Permafrost The extent and nature of permafrost, including estimated ice content and typical ground ice forms are derived from the map "Canada - Permafrost" (Natural Resources Canada 1995). References in the text to low, medium and high ice contents correspond to volume percentages of <10%, 10-20% and >20% respectively as presented in the map legend. The extent of permafrost is given as a percentage of land area underlain by permafrost. The five classes of extent are: continuous (90-100%); extensive discontinuous (50-90%); sporadic discontinuous (10-50%); isolated patches (<10%); and no permafrost (0%).
Wetlands The extent and forms of wetlands in each ecoregion are synthesized from three maps, The Distribution of Wetlands, Wetland Regions of Canada (National Wetlands Working Group 1986), and the Wetlands of Canada (National Wetlands Working Group 1988).

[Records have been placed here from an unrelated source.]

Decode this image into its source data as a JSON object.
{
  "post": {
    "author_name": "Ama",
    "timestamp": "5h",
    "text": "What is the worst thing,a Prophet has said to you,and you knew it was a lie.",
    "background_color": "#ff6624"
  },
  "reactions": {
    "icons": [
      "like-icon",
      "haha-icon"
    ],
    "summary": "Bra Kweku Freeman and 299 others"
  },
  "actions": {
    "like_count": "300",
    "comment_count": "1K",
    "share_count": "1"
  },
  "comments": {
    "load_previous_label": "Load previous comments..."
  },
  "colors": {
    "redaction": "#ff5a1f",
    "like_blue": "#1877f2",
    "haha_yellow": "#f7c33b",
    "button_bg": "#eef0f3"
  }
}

Vegetation Local expert knowledge and published national references related to the distribution of vegetation species were used. These references include: Native Trees of Canada (Hosie 1969); Plants from Sea to Sea (Montgomery 1966); Forest Regions of Canada (Rowe 1972); and The Shrub Identification Book (Symonds 1963).
Soils Classification of soils follows The Canadian System of Soil Classification (Agriculture Canada Expert Committee on Soil Survey 1987). The distribution of soil types is based on Soil Landscapes of Canada map series (Shields et al. 1991) supplemented by local information sources where they exist.
Wildlife Local expert knowledge and published national references related to the distribution of wildlife and fish species were used. The references include: The Mammals of Canada (Banfield 1974); The Birds of Canada (Godfrey 1966); and Freshwater Fishes of Canada (Scott and Crossman 1973).
Population and Land Use Values are drawn directly from 1991 Census of Canada data recompiled on an ecoregion map polygon basis by Statistics Canada for State of the Environment Directorate, Environment Canada. Values are reported rounded to the nearest 100 where populations are <1 000 000, and rounded to the nearest 1000 where populations are >1 000 000. Values for agriculture are given as a percent of the ecoregion. Local expert knowledge was used to describe land use.
Table 1 Definitions and examples of criteria used for the highest levels of the Canada Committee on Ecological Land Classification system (adapted fromIronside 1991)
Definitions for the Levels of Generalization
|an area of the earth's surface representative of large and very generalized ecological units characterized by interactive and adjusting abiotic and biotic factors.|
|a part of a province characterized by distinctive regional ecological factors, including climatic, physiography, vegetation, soil, water, fauna, and land use.|
|a part of an ecoregion characterized by distinctive assemblages of relief, geology, landforms and soils, vegetation, water, fauna, and land use.|
Level of Generalization /
|Physiographic or macro landforms||Soil order group(s)||Broad physiognomic types||Macro|
1:5 M to 1:2 M
|Large-order landforms or assemblages of regional landforms||Great groups or associations thereof||Plant regions or assemblages thereof||Meso or small order macro|
1:3 M to 1:1 M
|Regional landforms or assemblages thereof||Subgroups or associations thereof||Plant districts or assemblages thereof||Meso or large order micro|
* Map scales should not be taken too restrictively, as they vary with settings and objectives. (M = million).
** Terminology according to Agriculture Canada Expert Committee on Soil Survey (1987).
Table 2 A list of descriptive attributes contained in the database for each level of the framework
|Ecoregion|| parent ecozone|
mean annual temperature
mean winter temperature
mean summer temperature
mean annual precipitation
Ecoregions Working Group 1989
Atmospheric Environment Service 1993
Census of Canada 1991
|Ecodistrict|| parent ecoregion|
Soil Landscapes of Canada 1995a,1995b*
Natural Resources Canada 1995
* The Soil Landscapes of Canada maps (1:1 million scale) and data are part of the Canadian Soil Information System (CanSIS).